Whether you’re a young kid, or someone who’s done it all before, you could be an undefeated Women’s champion like Asuka. You could be a couple of young guys from the UK who get chances to fight for the WWE UK title at NXT Takeover specials. Even if you don’t go on to succeed, just appearing in matches on NXT gives you a selling point. You can go to ROH and say “I worked in NXT for a few years”, and they’ll probably take you. Just being associated with NXT gives you opportunities, even if you don’t do well and have to return to the independent scene. So whether you sink or swim, signing a contract with NXT will give you opportunities down the road.
3. We! Are! N! X! T! – The way NXT is able to get the fans behind the product is leagues ahead of Raw or SmackDown LIVE. You get fans who are proud to say they are NXT. You won’t hear many fans say they would cry in happiness to be at Raw or SmackDown LIVE. The atmosphere generated by Triple H and NXT is something which really, really helps the talent. Just look at 205 Live .. those crowds are dead. It’s not just about the talent, it’s the way the show is presented. It’s a mindset which you have to stick to, you have to keep reminding the fans how great they are, and how great the product is because of them.

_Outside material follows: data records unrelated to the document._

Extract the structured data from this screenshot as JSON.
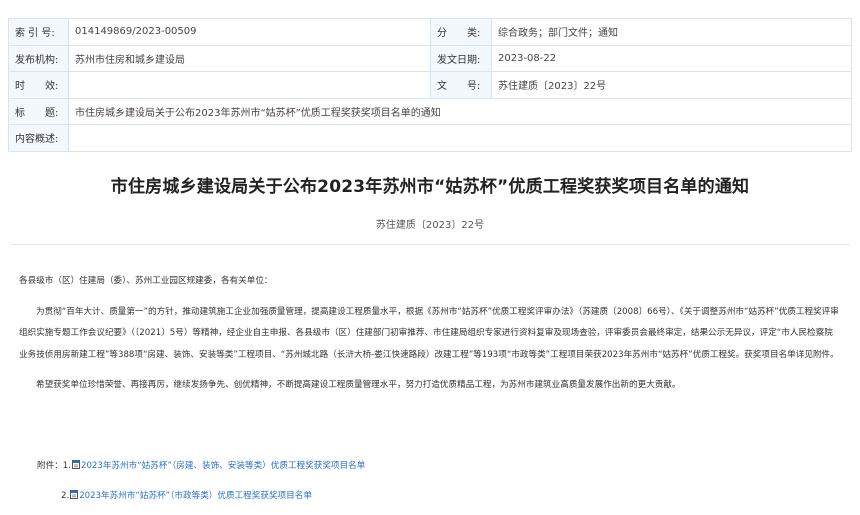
{
  "meta": {
    "rows": [
      [
        {
          "key": "索 引 号:",
          "value": "014149869/2023-00509"
        },
        {
          "key": "分　　类:",
          "value": "综合政务；部门文件；通知"
        }
      ],
      [
        {
          "key": "发布机构:",
          "value": "苏州市住房和城乡建设局"
        },
        {
          "key": "发文日期:",
          "value": "2023-08-22"
        }
      ],
      [
        {
          "key": "时　　效:",
          "value": ""
        },
        {
          "key": "文　　号:",
          "value": "苏住建质〔2023〕22号"
        }
      ]
    ],
    "title_key": "标　　题:",
    "title_value": "市住房城乡建设局关于公布2023年苏州市“姑苏杯”优质工程奖获奖项目名单的通知",
    "summary_key": "内容概述:",
    "summary_value": ""
  },
  "doc": {
    "title": "市住房城乡建设局关于公布2023年苏州市“姑苏杯”优质工程奖获奖项目名单的通知",
    "number": "苏住建质〔2023〕22号",
    "salutation": "各县级市（区）住建局（委）、苏州工业园区规建委，各有关单位：",
    "para1": "为贯彻“百年大计、质量第一”的方针，推动建筑施工企业加强质量管理，提高建设工程质量水平，根据《苏州市“姑苏杯”优质工程奖评审办法》（苏建质〔2008〕66号）、《关于调整苏州市“姑苏杯”优质工程奖评审组织实施专题工作会议纪要》（〔2021〕5号）等精神，经企业自主申报、各县级市（区）住建部门初审推荐、市住建局组织专家进行资料复审及现场查验，评审委员会最终审定，结果公示无异议，评定“市人民检察院业务技侦用房新建工程”等388项“房建、装饰、安装等类”工程项目、“苏州城北路（长浒大桥-娄江快速路段）改建工程”等193项“市政等类”工程项目荣获2023年苏州市“姑苏杯”优质工程奖。获奖项目名单详见附件。",
    "para2": "希望获奖单位珍惜荣誉、再接再厉，继续发扬争先、创优精神，不断提高建设工程质量管理水平，努力打造优质精品工程，为苏州市建筑业高质量发展作出新的更大贡献。",
    "attachments_label": "附件：",
    "att1_num": "1.",
    "att1_text": "2023年苏州市“姑苏杯”（房建、装饰、安装等类）优质工程奖获奖项目名单",
    "att2_num": "2.",
    "att2_text": "2023年苏州市“姑苏杯”（市政等类）优质工程奖获奖项目名单"
  },
  "colors": {
    "link": "#2b6fd1",
    "key_bg": "#f3f8fd",
    "border": "#d9e4f1"
  },
  "icons": {
    "attachment": "document-icon"
  }
}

It has to be like a family, you have to treat the fans like they are brothers & sisters, and the talent flourish in this environment. They are genuinely happy to be in front of the NXT fans, and there’s no better example of this than when Asuka said goodbye to NXT. Like I said at the start, there’s no media in this piece, but if you really want to see an example I suggest finding her NXT farewell speech so you can begin to feel what NXT means to the fans and to her.